▶ [What you will do]
Verbatim copy, images removed: write out the entries below.

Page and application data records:
==========
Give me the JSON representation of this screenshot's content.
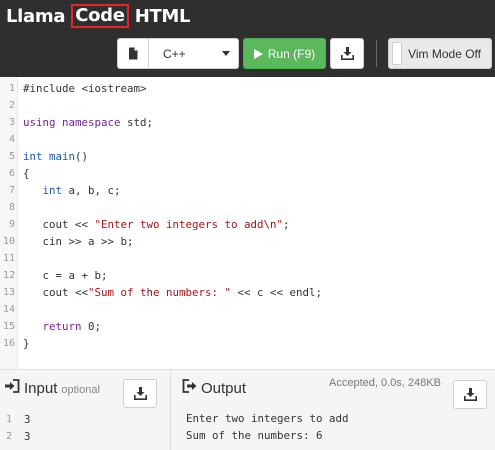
{
  "header": {
    "brand_1": "Llama",
    "brand_2": "Code",
    "brand_3": "HTML"
  },
  "toolbar": {
    "language": "C++",
    "run_label": "Run (F9)",
    "vim_label": "Vim Mode Off"
  },
  "editor": {
    "line_numbers": [
      "1",
      "2",
      "3",
      "4",
      "5",
      "6",
      "7",
      "8",
      "9",
      "10",
      "11",
      "12",
      "13",
      "14",
      "15",
      "16"
    ]
  },
  "input_panel": {
    "title": "Input",
    "subtitle": "optional",
    "lines": [
      "3",
      "3"
    ],
    "line_numbers": [
      "1",
      "2"
    ]
  },
  "output_panel": {
    "title": "Output",
    "status": "Accepted, 0.0s, 248KB",
    "lines": [
      "Enter two integers to add",
      "Sum of the numbers: 6"
    ]
  },
  "colors": {
    "header_bg": "#2f2f2f",
    "run_green": "#5cb85c",
    "highlight_red": "#e0262c",
    "keyword_purple": "#7a1fa2",
    "type_blue": "#1a5aa8",
    "string_red": "#a31515"
  }
}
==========
▶ [Answer space]
Give me the JSON representation of this screenshot's content.
{
  "header": {
    "brand_1": "Llama",
    "brand_2": "Code",
    "brand_3": "HTML"
  },
  "toolbar": {
    "language": "C++",
    "run_label": "Run (F9)",
    "vim_label": "Vim Mode Off"
  },
  "editor": {
    "line_numbers": [
      "1",
      "2",
      "3",
      "4",
      "5",
      "6",
      "7",
      "8",
      "9",
      "10",
      "11",
      "12",
      "13",
      "14",
      "15",
      "16"
    ]
  },
  "input_panel": {
    "title": "Input",
    "subtitle": "optional",
    "lines": [
      "3",
      "3"
    ],
    "line_numbers": [
      "1",
      "2"
    ]
  },
  "output_panel": {
    "title": "Output",
    "status": "Accepted, 0.0s, 248KB",
    "lines": [
      "Enter two integers to add",
      "Sum of the numbers: 6"
    ]
  },
  "colors": {
    "header_bg": "#2f2f2f",
    "run_green": "#5cb85c",
    "highlight_red": "#e0262c",
    "keyword_purple": "#7a1fa2",
    "type_blue": "#1a5aa8",
    "string_red": "#a31515"
  }
}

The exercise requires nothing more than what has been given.